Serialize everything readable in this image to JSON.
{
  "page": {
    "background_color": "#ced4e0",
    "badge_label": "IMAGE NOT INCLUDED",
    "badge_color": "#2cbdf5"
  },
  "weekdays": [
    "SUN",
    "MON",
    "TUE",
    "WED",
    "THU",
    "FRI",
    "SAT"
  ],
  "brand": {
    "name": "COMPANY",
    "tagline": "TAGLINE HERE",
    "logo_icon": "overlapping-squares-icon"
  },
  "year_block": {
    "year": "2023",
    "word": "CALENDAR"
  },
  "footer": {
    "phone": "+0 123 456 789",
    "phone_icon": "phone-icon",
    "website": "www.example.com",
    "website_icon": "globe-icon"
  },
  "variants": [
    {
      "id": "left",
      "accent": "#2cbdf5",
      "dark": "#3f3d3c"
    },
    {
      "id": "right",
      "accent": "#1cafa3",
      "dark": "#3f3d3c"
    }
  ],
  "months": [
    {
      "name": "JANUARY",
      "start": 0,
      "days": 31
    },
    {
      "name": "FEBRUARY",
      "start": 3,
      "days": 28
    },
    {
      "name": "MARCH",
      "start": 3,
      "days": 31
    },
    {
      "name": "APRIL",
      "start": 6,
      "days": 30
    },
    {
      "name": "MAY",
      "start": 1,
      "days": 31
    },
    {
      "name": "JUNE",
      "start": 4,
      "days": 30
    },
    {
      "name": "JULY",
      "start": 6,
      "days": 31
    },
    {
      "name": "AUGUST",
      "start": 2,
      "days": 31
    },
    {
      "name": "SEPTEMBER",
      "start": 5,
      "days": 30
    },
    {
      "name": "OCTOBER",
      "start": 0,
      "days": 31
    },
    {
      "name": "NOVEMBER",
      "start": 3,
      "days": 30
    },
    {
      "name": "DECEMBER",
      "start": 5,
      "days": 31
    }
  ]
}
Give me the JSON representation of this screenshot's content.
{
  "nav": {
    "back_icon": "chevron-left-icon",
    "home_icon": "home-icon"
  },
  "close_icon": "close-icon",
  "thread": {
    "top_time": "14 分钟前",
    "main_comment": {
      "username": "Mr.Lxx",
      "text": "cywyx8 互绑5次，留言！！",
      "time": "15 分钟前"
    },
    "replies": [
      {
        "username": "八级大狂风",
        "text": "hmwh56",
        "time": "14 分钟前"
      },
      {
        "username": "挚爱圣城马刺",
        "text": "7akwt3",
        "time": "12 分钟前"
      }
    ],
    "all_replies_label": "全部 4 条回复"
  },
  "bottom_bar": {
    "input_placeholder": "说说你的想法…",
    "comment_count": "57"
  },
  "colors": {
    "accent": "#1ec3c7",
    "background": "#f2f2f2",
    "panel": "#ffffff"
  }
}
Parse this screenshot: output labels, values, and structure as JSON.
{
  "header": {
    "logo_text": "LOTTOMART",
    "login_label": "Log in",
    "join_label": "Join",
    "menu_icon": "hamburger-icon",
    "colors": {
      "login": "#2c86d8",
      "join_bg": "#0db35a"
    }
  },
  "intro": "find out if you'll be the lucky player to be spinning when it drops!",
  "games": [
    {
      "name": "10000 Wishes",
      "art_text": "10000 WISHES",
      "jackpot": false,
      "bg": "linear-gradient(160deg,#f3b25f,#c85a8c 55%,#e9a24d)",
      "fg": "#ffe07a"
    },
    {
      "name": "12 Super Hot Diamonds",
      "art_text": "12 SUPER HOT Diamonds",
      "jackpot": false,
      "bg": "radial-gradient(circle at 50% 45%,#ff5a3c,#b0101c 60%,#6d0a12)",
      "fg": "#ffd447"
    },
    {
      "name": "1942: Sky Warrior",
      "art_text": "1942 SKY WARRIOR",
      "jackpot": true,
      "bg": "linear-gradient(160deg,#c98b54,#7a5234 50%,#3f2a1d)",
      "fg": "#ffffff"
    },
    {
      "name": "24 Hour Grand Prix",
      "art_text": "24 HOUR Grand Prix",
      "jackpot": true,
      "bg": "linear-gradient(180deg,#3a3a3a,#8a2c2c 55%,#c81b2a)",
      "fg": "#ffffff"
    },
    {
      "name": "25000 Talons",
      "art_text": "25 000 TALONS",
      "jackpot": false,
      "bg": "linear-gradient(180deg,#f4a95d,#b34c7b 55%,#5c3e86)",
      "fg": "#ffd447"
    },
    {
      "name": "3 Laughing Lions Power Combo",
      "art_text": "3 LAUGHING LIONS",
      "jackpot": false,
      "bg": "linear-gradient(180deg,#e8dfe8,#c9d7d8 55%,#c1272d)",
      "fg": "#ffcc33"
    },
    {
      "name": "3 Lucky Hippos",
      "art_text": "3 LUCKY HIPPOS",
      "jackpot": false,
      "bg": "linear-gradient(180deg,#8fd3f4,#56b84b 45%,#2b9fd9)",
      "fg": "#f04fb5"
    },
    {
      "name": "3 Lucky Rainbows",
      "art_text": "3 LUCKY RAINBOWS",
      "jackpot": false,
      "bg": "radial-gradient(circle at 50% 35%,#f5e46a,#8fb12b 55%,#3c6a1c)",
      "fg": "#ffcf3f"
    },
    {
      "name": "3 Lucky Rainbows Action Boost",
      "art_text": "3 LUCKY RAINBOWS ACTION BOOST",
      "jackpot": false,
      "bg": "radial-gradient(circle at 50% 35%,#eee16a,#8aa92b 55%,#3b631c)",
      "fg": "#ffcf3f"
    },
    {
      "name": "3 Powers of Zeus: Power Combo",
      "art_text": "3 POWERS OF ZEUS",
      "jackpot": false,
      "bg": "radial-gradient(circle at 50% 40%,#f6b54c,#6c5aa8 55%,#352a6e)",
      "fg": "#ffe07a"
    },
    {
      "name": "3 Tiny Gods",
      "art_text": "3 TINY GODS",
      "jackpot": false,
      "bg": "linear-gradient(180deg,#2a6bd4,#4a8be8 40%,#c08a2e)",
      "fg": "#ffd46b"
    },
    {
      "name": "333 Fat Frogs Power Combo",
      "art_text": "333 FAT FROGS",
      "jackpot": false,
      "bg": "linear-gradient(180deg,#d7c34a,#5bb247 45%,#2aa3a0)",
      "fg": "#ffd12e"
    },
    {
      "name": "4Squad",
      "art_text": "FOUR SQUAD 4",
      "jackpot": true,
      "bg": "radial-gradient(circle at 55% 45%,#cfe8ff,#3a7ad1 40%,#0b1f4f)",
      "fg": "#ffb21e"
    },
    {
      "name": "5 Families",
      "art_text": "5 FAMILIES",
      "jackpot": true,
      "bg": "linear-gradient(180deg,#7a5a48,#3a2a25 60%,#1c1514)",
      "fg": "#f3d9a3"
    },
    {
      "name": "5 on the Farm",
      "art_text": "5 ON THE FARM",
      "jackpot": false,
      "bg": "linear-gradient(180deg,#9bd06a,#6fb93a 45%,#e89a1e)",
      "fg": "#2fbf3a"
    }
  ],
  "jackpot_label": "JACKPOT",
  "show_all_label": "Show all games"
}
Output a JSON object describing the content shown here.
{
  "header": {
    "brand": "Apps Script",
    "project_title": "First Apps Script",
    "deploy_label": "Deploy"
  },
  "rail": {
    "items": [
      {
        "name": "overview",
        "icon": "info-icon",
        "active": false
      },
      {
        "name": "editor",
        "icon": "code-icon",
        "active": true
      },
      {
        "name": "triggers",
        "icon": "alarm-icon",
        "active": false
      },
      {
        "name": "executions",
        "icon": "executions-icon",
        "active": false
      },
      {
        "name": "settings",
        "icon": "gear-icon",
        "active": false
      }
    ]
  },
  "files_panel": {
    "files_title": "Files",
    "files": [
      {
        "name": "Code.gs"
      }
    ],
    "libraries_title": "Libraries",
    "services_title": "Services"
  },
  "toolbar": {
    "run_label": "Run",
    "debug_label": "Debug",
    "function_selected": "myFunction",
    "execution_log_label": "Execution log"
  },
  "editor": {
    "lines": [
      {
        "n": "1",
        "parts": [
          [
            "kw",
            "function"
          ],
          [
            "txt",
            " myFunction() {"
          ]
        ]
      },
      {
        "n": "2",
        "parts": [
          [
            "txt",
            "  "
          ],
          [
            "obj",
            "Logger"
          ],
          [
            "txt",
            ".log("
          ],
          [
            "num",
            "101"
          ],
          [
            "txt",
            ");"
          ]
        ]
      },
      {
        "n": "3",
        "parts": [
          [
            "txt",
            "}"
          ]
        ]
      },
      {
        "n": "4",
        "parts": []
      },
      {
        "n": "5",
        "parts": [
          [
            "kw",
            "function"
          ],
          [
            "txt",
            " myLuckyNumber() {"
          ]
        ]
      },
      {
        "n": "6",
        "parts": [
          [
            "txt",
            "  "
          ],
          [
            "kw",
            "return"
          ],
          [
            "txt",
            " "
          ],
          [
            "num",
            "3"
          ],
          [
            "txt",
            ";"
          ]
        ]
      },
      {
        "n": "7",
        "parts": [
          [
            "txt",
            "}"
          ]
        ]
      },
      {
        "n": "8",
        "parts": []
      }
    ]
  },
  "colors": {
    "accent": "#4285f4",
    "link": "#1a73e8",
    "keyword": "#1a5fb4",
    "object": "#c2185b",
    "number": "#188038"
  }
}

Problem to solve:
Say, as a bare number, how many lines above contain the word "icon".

Your solution:
12